For those of you whom have wondered aloud about my admitted fixation with the wildly disparate Wicked and August: Osage County, I give you quotes from the Tony-winning actress who successfully straddles and connects the two divergent productions.
In a Chicago Sun-Times story on the close of the Windy City's sitdown staging of Wicked, after its sold-out 1500th performance, Rondi Reed -- the Steppenwolf ensemble member who originated the role of Madame Morrible there, but who is best known to Broadway audiences as Aunt Mattie Fae Aiken in August: Osage County -- had this to say:

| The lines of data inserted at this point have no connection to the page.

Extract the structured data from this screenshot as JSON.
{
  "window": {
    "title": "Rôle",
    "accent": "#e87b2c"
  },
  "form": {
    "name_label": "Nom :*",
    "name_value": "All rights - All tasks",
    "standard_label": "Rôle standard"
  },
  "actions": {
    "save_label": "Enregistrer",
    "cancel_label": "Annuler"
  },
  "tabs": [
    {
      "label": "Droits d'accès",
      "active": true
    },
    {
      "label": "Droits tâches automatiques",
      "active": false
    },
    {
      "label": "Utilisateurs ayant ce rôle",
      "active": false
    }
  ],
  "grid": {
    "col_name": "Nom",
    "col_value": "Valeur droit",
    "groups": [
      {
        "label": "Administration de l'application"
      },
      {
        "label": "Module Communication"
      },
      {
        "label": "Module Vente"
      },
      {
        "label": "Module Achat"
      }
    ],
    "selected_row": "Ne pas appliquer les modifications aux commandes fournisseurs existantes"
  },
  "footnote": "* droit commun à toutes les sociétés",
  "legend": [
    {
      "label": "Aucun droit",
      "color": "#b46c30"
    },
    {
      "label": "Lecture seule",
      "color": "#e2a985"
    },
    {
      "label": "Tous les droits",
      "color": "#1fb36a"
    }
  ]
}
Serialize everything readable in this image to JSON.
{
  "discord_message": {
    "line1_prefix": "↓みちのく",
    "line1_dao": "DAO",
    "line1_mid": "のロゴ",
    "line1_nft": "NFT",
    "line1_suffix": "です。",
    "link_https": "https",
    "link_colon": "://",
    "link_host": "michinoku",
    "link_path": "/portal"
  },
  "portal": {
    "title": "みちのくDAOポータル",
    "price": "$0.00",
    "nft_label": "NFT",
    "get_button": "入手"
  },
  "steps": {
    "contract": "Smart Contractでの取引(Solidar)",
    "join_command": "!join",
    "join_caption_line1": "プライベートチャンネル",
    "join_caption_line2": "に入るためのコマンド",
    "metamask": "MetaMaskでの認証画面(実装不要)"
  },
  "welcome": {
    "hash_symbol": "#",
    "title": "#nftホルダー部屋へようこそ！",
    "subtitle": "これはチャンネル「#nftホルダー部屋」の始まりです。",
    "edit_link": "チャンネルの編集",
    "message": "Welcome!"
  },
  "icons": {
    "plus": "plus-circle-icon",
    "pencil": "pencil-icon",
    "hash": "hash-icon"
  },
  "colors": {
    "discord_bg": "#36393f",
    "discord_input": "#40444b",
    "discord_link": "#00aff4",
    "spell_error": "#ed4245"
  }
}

So for all you naysayers out there, I couldn't be happier that this actor's actor has such affection for Wicked. No wonder she'll be returning to Broadway this spring as Madame Morrible in the tuner that's not only defying gravity, but also defying the odds at the otherwise dismal Great White Way box office (hat tip to Gratuitous Violins).
Wicked has been unlike anything else I have experienced in my career so far -- one of the best things that ever happened to me.... It is, of course, a project of huge proportions and big budgets. And I learned so much, about so many things, in ways I never dreamed possible. To be a part of that theatrical juggernaut is something that comes along once in a blue moon. I had never done such a long run before, either -- never been asked to be so consistent, so disciplined, have the kind of stamina and heart it takes to play on that level. You are responsible not just to yourself, but to the other 125 people who show up for each performance behind the scenes -- in the orchestra pit, the wardrobe room, the sound board, the management office, the ones pulling the ropes, making it all happen and making it seem like magic in the process.
To the audience -- and odds are there is someone out there who has never seen a live show before -- this is the moment it happens. A husband who said he hated musicals and was dragged along got swept up in the story. Or four generations of one family who came to see the show together for Christmas used it to celebrate their mom's victory over cancer. And oddly enough, doing Wicked in the 2,200-seat Oriental prepared me for August, so that a Broadway theater didn't overwhelm me. It taught me about the size of performance needed to reach the back rows and still maintain integrity.
This is Steve On Broadway (SOB).